• [Aim of the exercise]: Could you show all lines in the entries below that contain the string "text"?

• [Interface dataset entries]:
↓
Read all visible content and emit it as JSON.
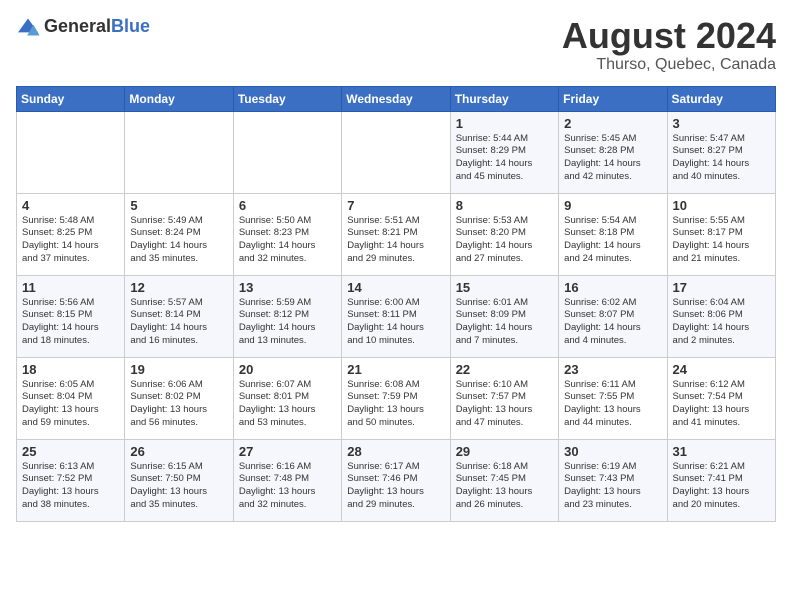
{
  "logo": {
    "general": "General",
    "blue": "Blue"
  },
  "calendar": {
    "title": "August 2024",
    "subtitle": "Thurso, Quebec, Canada"
  },
  "headers": [
    "Sunday",
    "Monday",
    "Tuesday",
    "Wednesday",
    "Thursday",
    "Friday",
    "Saturday"
  ],
  "weeks": [
    [
      {
        "day": "",
        "info": ""
      },
      {
        "day": "",
        "info": ""
      },
      {
        "day": "",
        "info": ""
      },
      {
        "day": "",
        "info": ""
      },
      {
        "day": "1",
        "info": "Sunrise: 5:44 AM\nSunset: 8:29 PM\nDaylight: 14 hours\nand 45 minutes."
      },
      {
        "day": "2",
        "info": "Sunrise: 5:45 AM\nSunset: 8:28 PM\nDaylight: 14 hours\nand 42 minutes."
      },
      {
        "day": "3",
        "info": "Sunrise: 5:47 AM\nSunset: 8:27 PM\nDaylight: 14 hours\nand 40 minutes."
      }
    ],
    [
      {
        "day": "4",
        "info": "Sunrise: 5:48 AM\nSunset: 8:25 PM\nDaylight: 14 hours\nand 37 minutes."
      },
      {
        "day": "5",
        "info": "Sunrise: 5:49 AM\nSunset: 8:24 PM\nDaylight: 14 hours\nand 35 minutes."
      },
      {
        "day": "6",
        "info": "Sunrise: 5:50 AM\nSunset: 8:23 PM\nDaylight: 14 hours\nand 32 minutes."
      },
      {
        "day": "7",
        "info": "Sunrise: 5:51 AM\nSunset: 8:21 PM\nDaylight: 14 hours\nand 29 minutes."
      },
      {
        "day": "8",
        "info": "Sunrise: 5:53 AM\nSunset: 8:20 PM\nDaylight: 14 hours\nand 27 minutes."
      },
      {
        "day": "9",
        "info": "Sunrise: 5:54 AM\nSunset: 8:18 PM\nDaylight: 14 hours\nand 24 minutes."
      },
      {
        "day": "10",
        "info": "Sunrise: 5:55 AM\nSunset: 8:17 PM\nDaylight: 14 hours\nand 21 minutes."
      }
    ],
    [
      {
        "day": "11",
        "info": "Sunrise: 5:56 AM\nSunset: 8:15 PM\nDaylight: 14 hours\nand 18 minutes."
      },
      {
        "day": "12",
        "info": "Sunrise: 5:57 AM\nSunset: 8:14 PM\nDaylight: 14 hours\nand 16 minutes."
      },
      {
        "day": "13",
        "info": "Sunrise: 5:59 AM\nSunset: 8:12 PM\nDaylight: 14 hours\nand 13 minutes."
      },
      {
        "day": "14",
        "info": "Sunrise: 6:00 AM\nSunset: 8:11 PM\nDaylight: 14 hours\nand 10 minutes."
      },
      {
        "day": "15",
        "info": "Sunrise: 6:01 AM\nSunset: 8:09 PM\nDaylight: 14 hours\nand 7 minutes."
      },
      {
        "day": "16",
        "info": "Sunrise: 6:02 AM\nSunset: 8:07 PM\nDaylight: 14 hours\nand 4 minutes."
      },
      {
        "day": "17",
        "info": "Sunrise: 6:04 AM\nSunset: 8:06 PM\nDaylight: 14 hours\nand 2 minutes."
      }
    ],
    [
      {
        "day": "18",
        "info": "Sunrise: 6:05 AM\nSunset: 8:04 PM\nDaylight: 13 hours\nand 59 minutes."
      },
      {
        "day": "19",
        "info": "Sunrise: 6:06 AM\nSunset: 8:02 PM\nDaylight: 13 hours\nand 56 minutes."
      },
      {
        "day": "20",
        "info": "Sunrise: 6:07 AM\nSunset: 8:01 PM\nDaylight: 13 hours\nand 53 minutes."
      },
      {
        "day": "21",
        "info": "Sunrise: 6:08 AM\nSunset: 7:59 PM\nDaylight: 13 hours\nand 50 minutes."
      },
      {
        "day": "22",
        "info": "Sunrise: 6:10 AM\nSunset: 7:57 PM\nDaylight: 13 hours\nand 47 minutes."
      },
      {
        "day": "23",
        "info": "Sunrise: 6:11 AM\nSunset: 7:55 PM\nDaylight: 13 hours\nand 44 minutes."
      },
      {
        "day": "24",
        "info": "Sunrise: 6:12 AM\nSunset: 7:54 PM\nDaylight: 13 hours\nand 41 minutes."
      }
    ],
    [
      {
        "day": "25",
        "info": "Sunrise: 6:13 AM\nSunset: 7:52 PM\nDaylight: 13 hours\nand 38 minutes."
      },
      {
        "day": "26",
        "info": "Sunrise: 6:15 AM\nSunset: 7:50 PM\nDaylight: 13 hours\nand 35 minutes."
      },
      {
        "day": "27",
        "info": "Sunrise: 6:16 AM\nSunset: 7:48 PM\nDaylight: 13 hours\nand 32 minutes."
      },
      {
        "day": "28",
        "info": "Sunrise: 6:17 AM\nSunset: 7:46 PM\nDaylight: 13 hours\nand 29 minutes."
      },
      {
        "day": "29",
        "info": "Sunrise: 6:18 AM\nSunset: 7:45 PM\nDaylight: 13 hours\nand 26 minutes."
      },
      {
        "day": "30",
        "info": "Sunrise: 6:19 AM\nSunset: 7:43 PM\nDaylight: 13 hours\nand 23 minutes."
      },
      {
        "day": "31",
        "info": "Sunrise: 6:21 AM\nSunset: 7:41 PM\nDaylight: 13 hours\nand 20 minutes."
      }
    ]
  ]
}
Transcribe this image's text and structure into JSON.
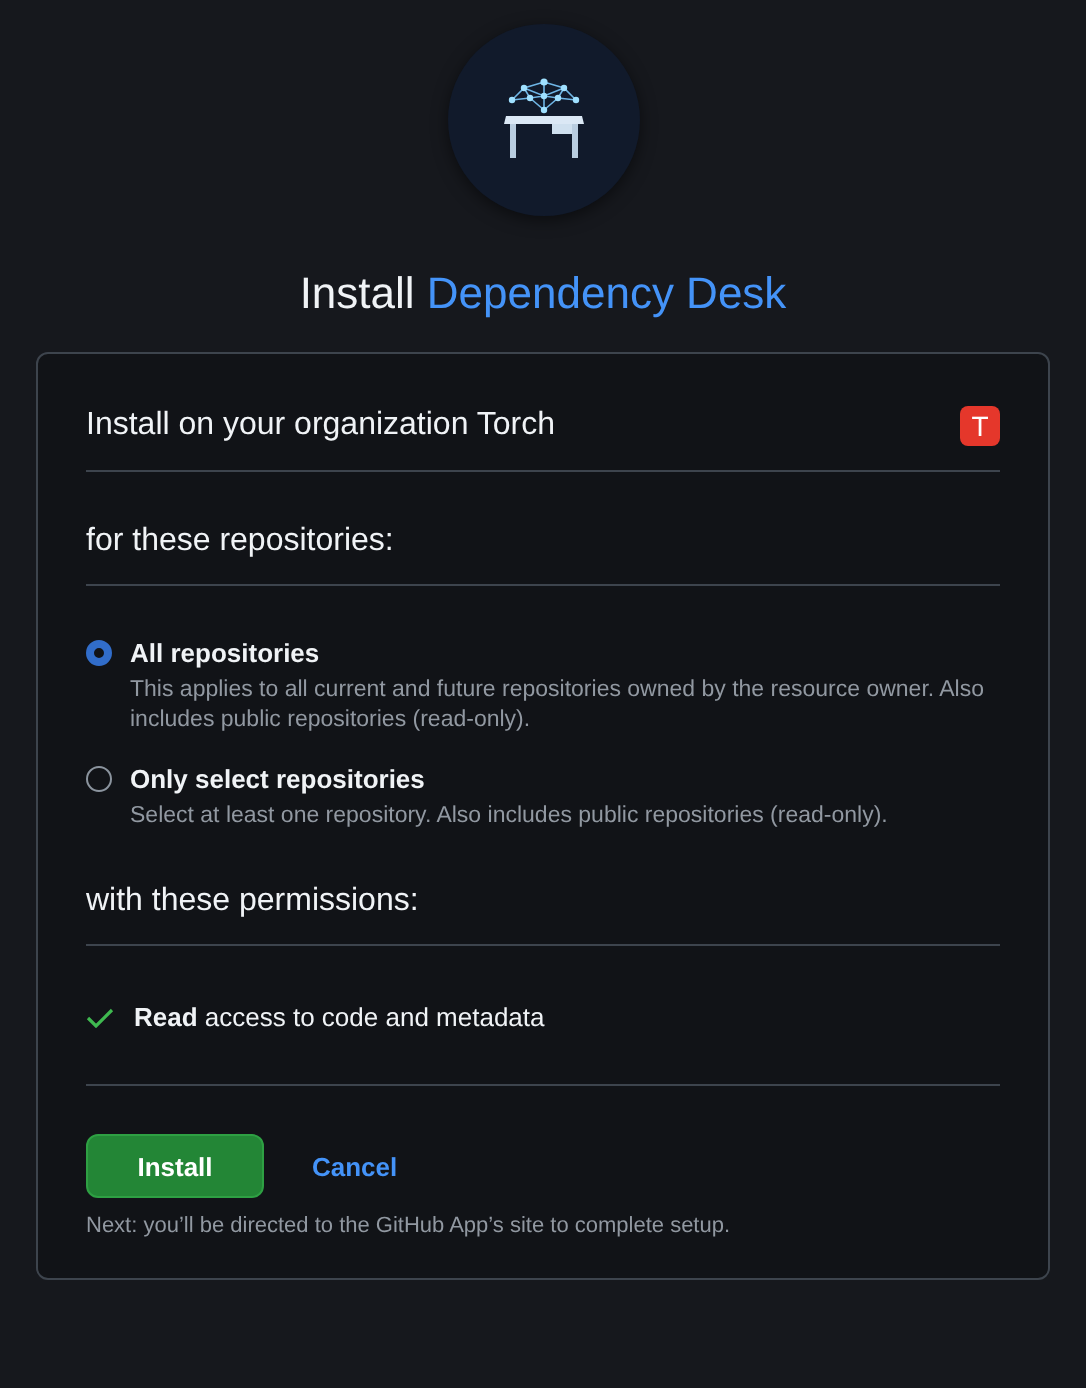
{
  "title": {
    "prefix": "Install",
    "app_name": "Dependency Desk"
  },
  "organization": {
    "label": "Install on your organization Torch",
    "avatar": "T"
  },
  "repositories_heading": "for these repositories:",
  "repository_options": [
    {
      "label": "All repositories",
      "description": "This applies to all current and future repositories owned by the resource owner. Also includes public repositories (read-only).",
      "selected": true
    },
    {
      "label": "Only select repositories",
      "description": "Select at least one repository. Also includes public repositories (read-only).",
      "selected": false
    }
  ],
  "permissions_heading": "with these permissions:",
  "permissions": [
    {
      "text": "**Read** access to code and metadata"
    }
  ],
  "buttons": {
    "install": "Install",
    "cancel": "Cancel"
  },
  "note": "Next: you’ll be directed to the GitHub App’s site to complete setup."
}
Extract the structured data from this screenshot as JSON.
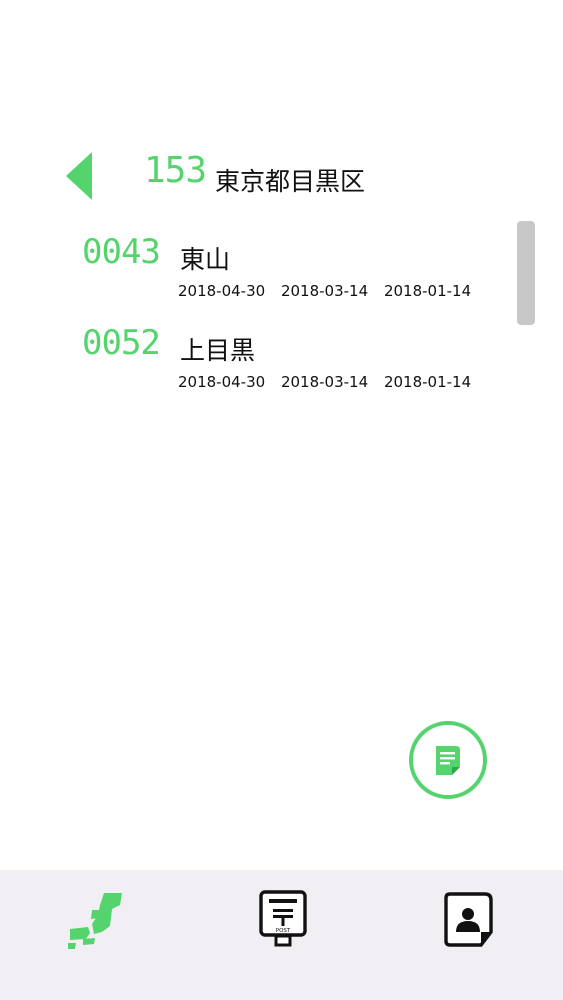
{
  "header": {
    "postal_prefix": "153",
    "area_name": "東京都目黒区"
  },
  "rows": [
    {
      "code": "0043",
      "name": "東山",
      "dates": [
        "2018-04-30",
        "2018-03-14",
        "2018-01-14"
      ]
    },
    {
      "code": "0052",
      "name": "上目黒",
      "dates": [
        "2018-04-30",
        "2018-03-14",
        "2018-01-14"
      ]
    }
  ],
  "fab": {
    "icon": "document-icon"
  },
  "tabbar": {
    "tabs": [
      {
        "icon": "japan-map-icon",
        "active": true
      },
      {
        "icon": "post-box-icon",
        "active": false
      },
      {
        "icon": "contact-card-icon",
        "active": false
      }
    ]
  },
  "colors": {
    "accent": "#55d46e",
    "text": "#111111",
    "tabbar_bg": "#f1eff3"
  }
}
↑
• [Output of the exercise]:
Transcribe this image's text and structure into JSON.
      "text": "**Read** access to code and metadata"
    "text": "#111111",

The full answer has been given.